Work request:
In the records that follow, find each line with "Всегда" and pull it out.

Element data from apps and pages
--

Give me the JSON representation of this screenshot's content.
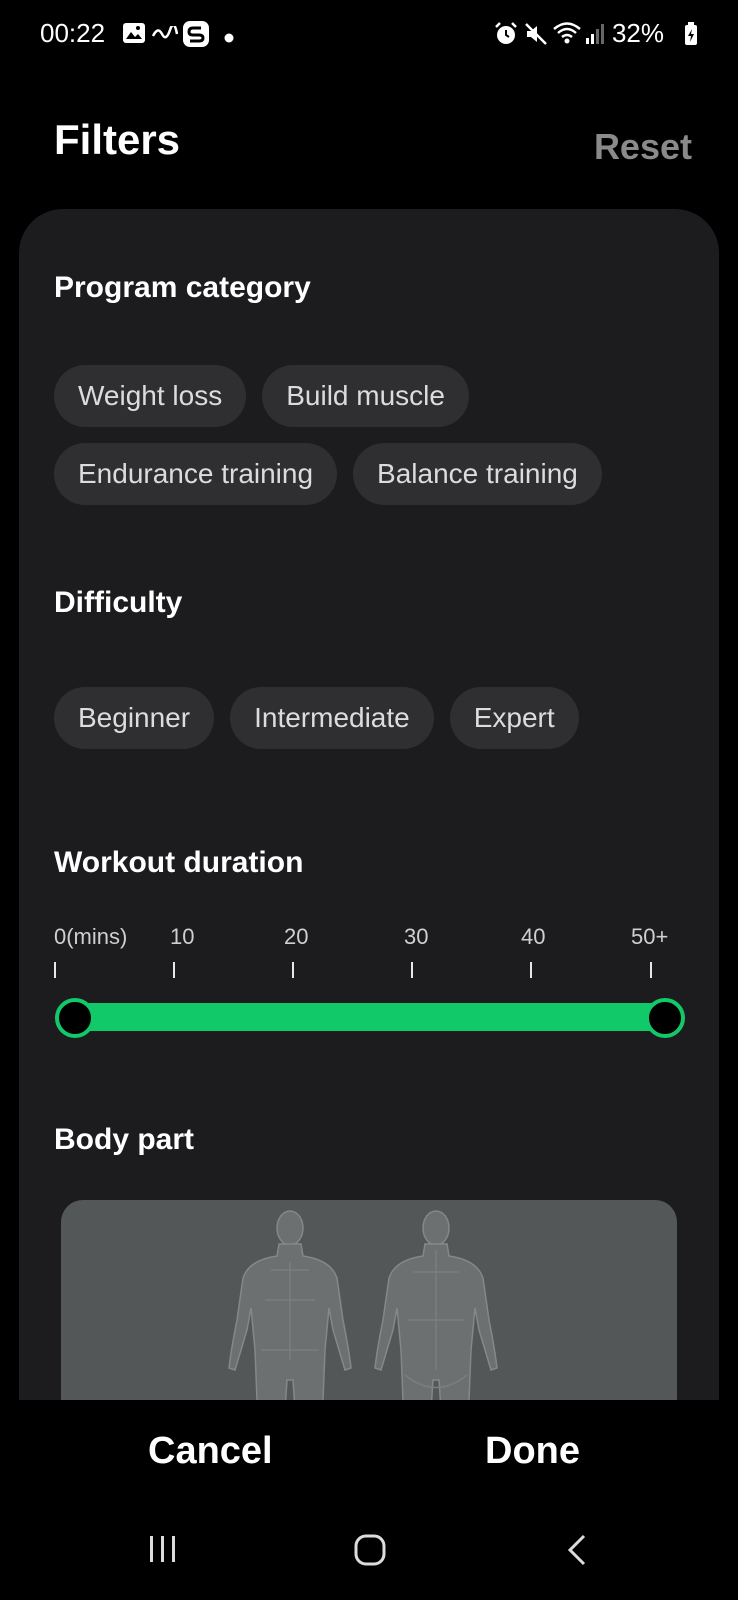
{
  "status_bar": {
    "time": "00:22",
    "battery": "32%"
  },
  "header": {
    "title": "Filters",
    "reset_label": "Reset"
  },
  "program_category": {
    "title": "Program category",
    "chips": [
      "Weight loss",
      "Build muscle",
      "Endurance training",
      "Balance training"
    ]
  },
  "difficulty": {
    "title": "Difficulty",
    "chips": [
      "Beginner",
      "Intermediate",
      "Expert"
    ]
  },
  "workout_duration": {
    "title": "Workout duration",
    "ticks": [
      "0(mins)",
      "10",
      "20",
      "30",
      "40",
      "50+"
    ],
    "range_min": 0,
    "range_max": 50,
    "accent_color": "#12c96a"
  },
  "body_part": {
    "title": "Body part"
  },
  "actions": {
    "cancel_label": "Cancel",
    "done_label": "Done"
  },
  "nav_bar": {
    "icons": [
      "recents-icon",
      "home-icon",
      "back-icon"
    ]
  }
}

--

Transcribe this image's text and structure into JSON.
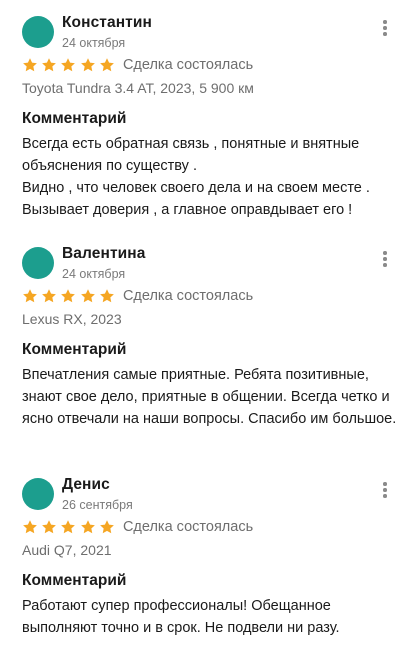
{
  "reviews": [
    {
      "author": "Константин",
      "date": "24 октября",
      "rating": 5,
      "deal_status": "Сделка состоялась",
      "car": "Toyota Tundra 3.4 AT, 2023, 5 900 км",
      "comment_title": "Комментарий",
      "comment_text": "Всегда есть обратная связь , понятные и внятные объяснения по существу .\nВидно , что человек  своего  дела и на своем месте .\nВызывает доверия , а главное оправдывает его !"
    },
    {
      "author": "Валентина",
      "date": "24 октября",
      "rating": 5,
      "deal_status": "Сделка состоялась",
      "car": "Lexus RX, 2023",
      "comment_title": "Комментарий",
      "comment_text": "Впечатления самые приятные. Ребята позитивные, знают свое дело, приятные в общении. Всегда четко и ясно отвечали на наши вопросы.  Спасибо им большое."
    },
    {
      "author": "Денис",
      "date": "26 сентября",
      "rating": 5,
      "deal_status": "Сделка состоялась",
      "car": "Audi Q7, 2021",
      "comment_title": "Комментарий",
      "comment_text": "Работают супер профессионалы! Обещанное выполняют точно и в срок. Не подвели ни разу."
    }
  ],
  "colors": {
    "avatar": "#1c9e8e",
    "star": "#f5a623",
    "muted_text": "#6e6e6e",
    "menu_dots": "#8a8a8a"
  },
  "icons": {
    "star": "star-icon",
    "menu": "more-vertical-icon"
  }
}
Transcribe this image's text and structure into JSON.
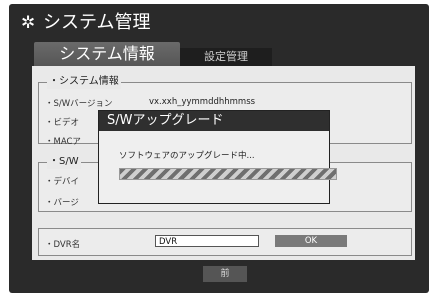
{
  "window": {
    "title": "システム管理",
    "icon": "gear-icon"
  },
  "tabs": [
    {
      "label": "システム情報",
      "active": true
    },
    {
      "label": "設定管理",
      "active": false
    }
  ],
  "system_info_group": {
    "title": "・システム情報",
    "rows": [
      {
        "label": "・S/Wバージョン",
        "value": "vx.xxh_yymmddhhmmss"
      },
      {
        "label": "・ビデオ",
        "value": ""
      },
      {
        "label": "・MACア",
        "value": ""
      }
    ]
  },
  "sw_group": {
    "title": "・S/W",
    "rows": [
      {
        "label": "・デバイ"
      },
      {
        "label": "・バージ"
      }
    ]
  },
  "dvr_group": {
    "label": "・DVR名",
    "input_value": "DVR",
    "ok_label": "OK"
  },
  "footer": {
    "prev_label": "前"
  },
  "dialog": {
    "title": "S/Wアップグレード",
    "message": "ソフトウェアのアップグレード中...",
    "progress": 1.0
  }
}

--

Worked solution:
      "comment_text": "Всегда есть обратная связь , понятные и внятные объяснения по существу .\nВидно , что человек  своего  дела и на своем месте .\nВызывает доверия , а главное оправдывает его !"
      "comment_text": "Впечатления самые приятные. Ребята позитивные, знают свое дело, приятные в общении. Всегда четко и ясно отвечали на наши вопросы.  Спасибо им большое."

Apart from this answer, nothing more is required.